• **DATASET CONTENT**

────────────────────────────────────────

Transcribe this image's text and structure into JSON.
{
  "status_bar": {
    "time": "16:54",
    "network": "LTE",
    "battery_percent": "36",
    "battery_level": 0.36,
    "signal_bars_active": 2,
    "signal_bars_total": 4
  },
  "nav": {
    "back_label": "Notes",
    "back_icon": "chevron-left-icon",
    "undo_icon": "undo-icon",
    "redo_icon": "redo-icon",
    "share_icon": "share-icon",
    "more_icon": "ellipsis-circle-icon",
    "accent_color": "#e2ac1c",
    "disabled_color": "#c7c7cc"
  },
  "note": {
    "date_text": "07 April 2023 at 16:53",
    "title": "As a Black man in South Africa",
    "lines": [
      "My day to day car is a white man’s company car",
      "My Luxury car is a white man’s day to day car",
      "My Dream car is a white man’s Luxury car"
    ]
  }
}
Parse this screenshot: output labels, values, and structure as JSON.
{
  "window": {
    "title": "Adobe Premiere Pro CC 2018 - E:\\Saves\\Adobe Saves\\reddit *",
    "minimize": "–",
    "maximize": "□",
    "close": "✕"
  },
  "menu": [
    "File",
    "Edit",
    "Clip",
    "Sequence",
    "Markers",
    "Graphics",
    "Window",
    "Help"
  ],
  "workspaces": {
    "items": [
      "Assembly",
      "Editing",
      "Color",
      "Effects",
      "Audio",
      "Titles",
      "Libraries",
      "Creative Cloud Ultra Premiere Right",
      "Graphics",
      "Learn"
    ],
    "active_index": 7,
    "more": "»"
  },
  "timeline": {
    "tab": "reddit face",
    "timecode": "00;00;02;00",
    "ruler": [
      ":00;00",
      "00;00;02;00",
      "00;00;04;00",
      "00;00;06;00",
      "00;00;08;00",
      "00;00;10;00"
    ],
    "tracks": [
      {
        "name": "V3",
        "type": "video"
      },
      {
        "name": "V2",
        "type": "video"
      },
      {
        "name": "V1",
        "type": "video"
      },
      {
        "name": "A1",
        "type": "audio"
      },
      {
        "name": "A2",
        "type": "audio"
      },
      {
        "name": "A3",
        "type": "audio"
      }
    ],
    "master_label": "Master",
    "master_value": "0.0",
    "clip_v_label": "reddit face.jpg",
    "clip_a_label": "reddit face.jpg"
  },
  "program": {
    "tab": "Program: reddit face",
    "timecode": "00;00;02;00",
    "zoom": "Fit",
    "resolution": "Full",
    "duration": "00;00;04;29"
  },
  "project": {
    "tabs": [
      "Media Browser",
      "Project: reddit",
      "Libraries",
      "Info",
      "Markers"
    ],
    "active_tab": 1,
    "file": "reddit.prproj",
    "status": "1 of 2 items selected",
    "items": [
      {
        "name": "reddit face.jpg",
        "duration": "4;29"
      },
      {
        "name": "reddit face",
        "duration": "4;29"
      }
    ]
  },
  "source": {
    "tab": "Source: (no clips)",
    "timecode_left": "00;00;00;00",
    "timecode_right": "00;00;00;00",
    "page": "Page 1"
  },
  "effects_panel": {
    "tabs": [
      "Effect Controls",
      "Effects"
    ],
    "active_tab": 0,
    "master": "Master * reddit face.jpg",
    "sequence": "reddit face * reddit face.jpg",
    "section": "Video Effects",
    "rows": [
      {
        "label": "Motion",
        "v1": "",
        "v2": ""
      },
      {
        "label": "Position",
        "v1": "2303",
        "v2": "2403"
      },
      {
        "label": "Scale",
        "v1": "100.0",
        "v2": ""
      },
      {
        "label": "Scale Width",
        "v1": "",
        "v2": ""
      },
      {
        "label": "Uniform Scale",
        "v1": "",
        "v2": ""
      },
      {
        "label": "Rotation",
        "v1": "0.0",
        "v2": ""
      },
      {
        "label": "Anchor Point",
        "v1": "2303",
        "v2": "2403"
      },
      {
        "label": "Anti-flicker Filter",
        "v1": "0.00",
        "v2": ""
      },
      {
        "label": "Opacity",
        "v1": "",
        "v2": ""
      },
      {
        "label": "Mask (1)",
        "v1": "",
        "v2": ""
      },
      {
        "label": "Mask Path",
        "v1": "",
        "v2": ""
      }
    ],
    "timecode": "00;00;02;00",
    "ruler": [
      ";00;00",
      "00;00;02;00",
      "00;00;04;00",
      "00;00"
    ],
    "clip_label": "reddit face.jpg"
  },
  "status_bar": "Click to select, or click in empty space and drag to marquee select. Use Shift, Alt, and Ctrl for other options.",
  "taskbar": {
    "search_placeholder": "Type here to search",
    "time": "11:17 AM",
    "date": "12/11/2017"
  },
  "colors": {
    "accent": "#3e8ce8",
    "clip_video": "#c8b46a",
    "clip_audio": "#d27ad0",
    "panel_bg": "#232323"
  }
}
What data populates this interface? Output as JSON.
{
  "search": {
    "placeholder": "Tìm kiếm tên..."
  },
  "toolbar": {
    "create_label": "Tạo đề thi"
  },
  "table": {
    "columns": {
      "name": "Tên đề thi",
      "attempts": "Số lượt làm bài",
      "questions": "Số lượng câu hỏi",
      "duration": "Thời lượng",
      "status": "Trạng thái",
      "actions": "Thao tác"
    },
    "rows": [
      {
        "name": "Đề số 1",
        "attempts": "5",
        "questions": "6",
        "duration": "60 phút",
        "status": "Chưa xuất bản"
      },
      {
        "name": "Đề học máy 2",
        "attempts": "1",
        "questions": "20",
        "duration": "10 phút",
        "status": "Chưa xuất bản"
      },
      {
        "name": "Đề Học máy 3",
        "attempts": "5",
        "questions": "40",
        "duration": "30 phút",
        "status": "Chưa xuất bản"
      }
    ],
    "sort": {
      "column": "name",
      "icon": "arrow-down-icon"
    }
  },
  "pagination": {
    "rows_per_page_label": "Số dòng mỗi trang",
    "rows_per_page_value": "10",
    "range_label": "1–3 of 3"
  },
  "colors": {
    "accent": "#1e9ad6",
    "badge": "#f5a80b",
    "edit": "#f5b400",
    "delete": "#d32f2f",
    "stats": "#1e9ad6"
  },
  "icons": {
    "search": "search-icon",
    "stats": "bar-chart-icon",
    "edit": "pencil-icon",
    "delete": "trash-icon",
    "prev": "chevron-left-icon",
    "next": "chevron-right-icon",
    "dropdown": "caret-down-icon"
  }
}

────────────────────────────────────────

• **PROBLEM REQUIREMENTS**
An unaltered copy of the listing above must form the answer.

• **RESULT BELOW**
Transcribe this image's text and structure into JSON.
{
  "status_bar": {
    "time": "16:54",
    "network": "LTE",
    "battery_percent": "36",
    "battery_level": 0.36,
    "signal_bars_active": 2,
    "signal_bars_total": 4
  },
  "nav": {
    "back_label": "Notes",
    "back_icon": "chevron-left-icon",
    "undo_icon": "undo-icon",
    "redo_icon": "redo-icon",
    "share_icon": "share-icon",
    "more_icon": "ellipsis-circle-icon",
    "accent_color": "#e2ac1c",
    "disabled_color": "#c7c7cc"
  },
  "note": {
    "date_text": "07 April 2023 at 16:53",
    "title": "As a Black man in South Africa",
    "lines": [
      "My day to day car is a white man’s company car",
      "My Luxury car is a white man’s day to day car",
      "My Dream car is a white man’s Luxury car"
    ]
  }
}
Parse this screenshot: output labels, values, and structure as JSON.
{
  "window": {
    "title": "Adobe Premiere Pro CC 2018 - E:\\Saves\\Adobe Saves\\reddit *",
    "minimize": "–",
    "maximize": "□",
    "close": "✕"
  },
  "menu": [
    "File",
    "Edit",
    "Clip",
    "Sequence",
    "Markers",
    "Graphics",
    "Window",
    "Help"
  ],
  "workspaces": {
    "items": [
      "Assembly",
      "Editing",
      "Color",
      "Effects",
      "Audio",
      "Titles",
      "Libraries",
      "Creative Cloud Ultra Premiere Right",
      "Graphics",
      "Learn"
    ],
    "active_index": 7,
    "more": "»"
  },
  "timeline": {
    "tab": "reddit face",
    "timecode": "00;00;02;00",
    "ruler": [
      ":00;00",
      "00;00;02;00",
      "00;00;04;00",
      "00;00;06;00",
      "00;00;08;00",
      "00;00;10;00"
    ],
    "tracks": [
      {
        "name": "V3",
        "type": "video"
      },
      {
        "name": "V2",
        "type": "video"
      },
      {
        "name": "V1",
        "type": "video"
      },
      {
        "name": "A1",
        "type": "audio"
      },
      {
        "name": "A2",
        "type": "audio"
      },
      {
        "name": "A3",
        "type": "audio"
      }
    ],
    "master_label": "Master",
    "master_value": "0.0",
    "clip_v_label": "reddit face.jpg",
    "clip_a_label": "reddit face.jpg"
  },
  "program": {
    "tab": "Program: reddit face",
    "timecode": "00;00;02;00",
    "zoom": "Fit",
    "resolution": "Full",
    "duration": "00;00;04;29"
  },
  "project": {
    "tabs": [
      "Media Browser",
      "Project: reddit",
      "Libraries",
      "Info",
      "Markers"
    ],
    "active_tab": 1,
    "file": "reddit.prproj",
    "status": "1 of 2 items selected",
    "items": [
      {
        "name": "reddit face.jpg",
        "duration": "4;29"
      },
      {
        "name": "reddit face",
        "duration": "4;29"
      }
    ]
  },
  "source": {
    "tab": "Source: (no clips)",
    "timecode_left": "00;00;00;00",
    "timecode_right": "00;00;00;00",
    "page": "Page 1"
  },
  "effects_panel": {
    "tabs": [
      "Effect Controls",
      "Effects"
    ],
    "active_tab": 0,
    "master": "Master * reddit face.jpg",
    "sequence": "reddit face * reddit face.jpg",
    "section": "Video Effects",
    "rows": [
      {
        "label": "Motion",
        "v1": "",
        "v2": ""
      },
      {
        "label": "Position",
        "v1": "2303",
        "v2": "2403"
      },
      {
        "label": "Scale",
        "v1": "100.0",
        "v2": ""
      },
      {
        "label": "Scale Width",
        "v1": "",
        "v2": ""
      },
      {
        "label": "Uniform Scale",
        "v1": "",
        "v2": ""
      },
      {
        "label": "Rotation",
        "v1": "0.0",
        "v2": ""
      },
      {
        "label": "Anchor Point",
        "v1": "2303",
        "v2": "2403"
      },
      {
        "label": "Anti-flicker Filter",
        "v1": "0.00",
        "v2": ""
      },
      {
        "label": "Opacity",
        "v1": "",
        "v2": ""
      },
      {
        "label": "Mask (1)",
        "v1": "",
        "v2": ""
      },
      {
        "label": "Mask Path",
        "v1": "",
        "v2": ""
      }
    ],
    "timecode": "00;00;02;00",
    "ruler": [
      ";00;00",
      "00;00;02;00",
      "00;00;04;00",
      "00;00"
    ],
    "clip_label": "reddit face.jpg"
  },
  "status_bar": "Click to select, or click in empty space and drag to marquee select. Use Shift, Alt, and Ctrl for other options.",
  "taskbar": {
    "search_placeholder": "Type here to search",
    "time": "11:17 AM",
    "date": "12/11/2017"
  },
  "colors": {
    "accent": "#3e8ce8",
    "clip_video": "#c8b46a",
    "clip_audio": "#d27ad0",
    "panel_bg": "#232323"
  }
}
What data populates this interface? Output as JSON.
{
  "search": {
    "placeholder": "Tìm kiếm tên..."
  },
  "toolbar": {
    "create_label": "Tạo đề thi"
  },
  "table": {
    "columns": {
      "name": "Tên đề thi",
      "attempts": "Số lượt làm bài",
      "questions": "Số lượng câu hỏi",
      "duration": "Thời lượng",
      "status": "Trạng thái",
      "actions": "Thao tác"
    },
    "rows": [
      {
        "name": "Đề số 1",
        "attempts": "5",
        "questions": "6",
        "duration": "60 phút",
        "status": "Chưa xuất bản"
      },
      {
        "name": "Đề học máy 2",
        "attempts": "1",
        "questions": "20",
        "duration": "10 phút",
        "status": "Chưa xuất bản"
      },
      {
        "name": "Đề Học máy 3",
        "attempts": "5",
        "questions": "40",
        "duration": "30 phút",
        "status": "Chưa xuất bản"
      }
    ],
    "sort": {
      "column": "name",
      "icon": "arrow-down-icon"
    }
  },
  "pagination": {
    "rows_per_page_label": "Số dòng mỗi trang",
    "rows_per_page_value": "10",
    "range_label": "1–3 of 3"
  },
  "colors": {
    "accent": "#1e9ad6",
    "badge": "#f5a80b",
    "edit": "#f5b400",
    "delete": "#d32f2f",
    "stats": "#1e9ad6"
  },
  "icons": {
    "search": "search-icon",
    "stats": "bar-chart-icon",
    "edit": "pencil-icon",
    "delete": "trash-icon",
    "prev": "chevron-left-icon",
    "next": "chevron-right-icon",
    "dropdown": "caret-down-icon"
  }
}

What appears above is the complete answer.